There have been autopilot mechanisms of increasing complexity fitted to aircraft since The Sperry Corporation developed one in 1912 and recently, spurred by desire to reduce the number of deaths and injuries, and encouraged by rising hopes of viability, many are now convinced that such devices can be utilized in the automotive world.
It seems on the face of it that many of the basic technical problems have been solved, if pronouncements from figures at major motor manufacturers are to be believed. Over at Ford, Bill Ford Jr. has conjured a vision of autopilot cars, known more generically as autonomous vehicles, cruising the highways of the world, navigating by a combination of GPS and on-board sensors, delivering their passengers securely from departure to arrival. According to Mr. Ford, the main advantages are improvements in traffic flow as well as an expected reduction in accident frequency. He cites driver convenience as an added boon.
Naturally, Ford is not the only company interested in these developments. Technicians at Oxford University have developed a vehicle called Wildcat which has cameras, sensor suites and on-board 3D maps. The declared advantage is that traffic slowdowns and tail-backs could be avoided. Google have already shown off cars which require no driver at all. BMW are taking an interest as well but their vision seems to be one involving a high degree of automation but with the human driver still in overall control and the automation taking over when traveling on highways fully mapped for the purposes of their control system.
Volkswagen is getting in on the act as well. Dr. Jürgen Leohold, head of their Group Research has introduced the TAP (Temporary Auto Pilot) system, which is capable of driving a car up to 80 mph. It relies on cameras and ultrasonic-based sensors, combined with a laser scanner and electronic horizon and incorporates Cruise Control and Lane Assist functions. Dr. Leohold sees this system as a step towards fully automatic and accident-free driving.
Even those for whom cars are nothing more than A to B machines and would be more than happy to hand over control to the box behind the firewall might wonder whether any system is up to the job of piloting a ton and a half of metal, and the precious cargo of their own soft tissues, along the motorways and pot-holed suburban streets of our transportation-mad world. Well, developments so far seem to indicate that, while no doubt pretty fiendishly complex, the actual on-board technology is well on the way to being built and configured. But of course that is only one part of the picture.
It is clear that these systems are already being shaken down in the real world because equipped vehicles are being tested, among normal traffic, in a number of places. Clearly, legal issues about who or what is in charge of the vehicle and what would be the process in the event of an accident, have begun to be addressed. Google have been working with legislators in Nevada to allow a fleet of automated vehicles to operate on the state’s roads. Encouraging to some, but a Pandora ’s Box of potential litigation to thousands more. And dealing with accidents is only part of the story. Since the world cannot be made anew at a stroke, automated, semi-automated, and good old hand-eye coordinated, mobile-at-the-ear manually-driven cars would have to share the tarmac for decades.

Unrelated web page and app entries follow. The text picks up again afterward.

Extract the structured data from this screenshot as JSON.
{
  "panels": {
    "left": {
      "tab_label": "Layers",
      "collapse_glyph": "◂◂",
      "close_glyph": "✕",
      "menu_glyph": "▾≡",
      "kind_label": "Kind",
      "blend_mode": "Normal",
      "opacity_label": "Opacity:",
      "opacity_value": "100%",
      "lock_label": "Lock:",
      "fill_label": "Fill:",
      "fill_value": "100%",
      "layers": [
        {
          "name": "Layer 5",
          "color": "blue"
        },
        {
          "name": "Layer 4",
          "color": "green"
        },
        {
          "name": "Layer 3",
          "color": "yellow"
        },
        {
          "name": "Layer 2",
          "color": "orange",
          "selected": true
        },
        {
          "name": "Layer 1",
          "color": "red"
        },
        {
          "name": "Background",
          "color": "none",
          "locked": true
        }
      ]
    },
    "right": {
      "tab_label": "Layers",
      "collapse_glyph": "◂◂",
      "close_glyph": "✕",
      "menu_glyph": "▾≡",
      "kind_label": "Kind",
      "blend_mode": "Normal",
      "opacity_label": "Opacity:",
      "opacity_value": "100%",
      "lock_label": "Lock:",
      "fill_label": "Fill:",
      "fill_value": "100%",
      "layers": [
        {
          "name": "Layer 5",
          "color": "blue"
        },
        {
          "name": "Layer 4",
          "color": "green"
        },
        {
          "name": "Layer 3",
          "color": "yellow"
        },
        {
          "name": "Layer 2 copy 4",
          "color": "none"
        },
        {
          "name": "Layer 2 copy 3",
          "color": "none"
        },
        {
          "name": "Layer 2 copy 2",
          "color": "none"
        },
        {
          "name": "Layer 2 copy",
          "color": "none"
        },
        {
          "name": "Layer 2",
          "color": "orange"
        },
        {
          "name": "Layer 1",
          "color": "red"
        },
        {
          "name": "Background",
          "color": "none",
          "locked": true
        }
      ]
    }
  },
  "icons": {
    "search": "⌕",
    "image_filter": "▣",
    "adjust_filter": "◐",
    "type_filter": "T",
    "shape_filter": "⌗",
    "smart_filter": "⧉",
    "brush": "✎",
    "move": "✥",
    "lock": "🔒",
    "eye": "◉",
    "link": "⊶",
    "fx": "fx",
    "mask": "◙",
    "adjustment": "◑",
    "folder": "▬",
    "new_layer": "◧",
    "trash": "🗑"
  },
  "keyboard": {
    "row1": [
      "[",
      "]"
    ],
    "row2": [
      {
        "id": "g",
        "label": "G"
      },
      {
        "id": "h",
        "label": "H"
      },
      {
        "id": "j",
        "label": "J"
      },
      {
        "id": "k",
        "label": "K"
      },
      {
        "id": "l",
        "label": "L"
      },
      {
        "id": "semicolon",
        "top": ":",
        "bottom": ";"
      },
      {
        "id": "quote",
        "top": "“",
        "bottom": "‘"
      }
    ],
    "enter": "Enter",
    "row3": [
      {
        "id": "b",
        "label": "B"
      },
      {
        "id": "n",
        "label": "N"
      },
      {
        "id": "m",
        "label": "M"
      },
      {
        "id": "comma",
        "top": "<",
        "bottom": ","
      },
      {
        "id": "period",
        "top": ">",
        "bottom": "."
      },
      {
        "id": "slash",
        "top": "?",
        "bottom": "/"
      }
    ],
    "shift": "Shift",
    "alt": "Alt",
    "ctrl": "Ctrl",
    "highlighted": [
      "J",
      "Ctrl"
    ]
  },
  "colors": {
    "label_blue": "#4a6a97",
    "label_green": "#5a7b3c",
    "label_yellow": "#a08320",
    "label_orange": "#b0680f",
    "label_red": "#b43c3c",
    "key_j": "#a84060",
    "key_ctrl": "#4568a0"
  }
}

There are some who say that considering the number of miles driven and the capacity for day-dreaming and other distraction of the average human, the number of accidents is actually remarkably small. And perhaps a lot smaller than would result from the pile-ups that would follow a sudden loss of GPS in the neighborhood of your local motorway on a wet November evening. Hand-to-hand combat with the M25 for me, please.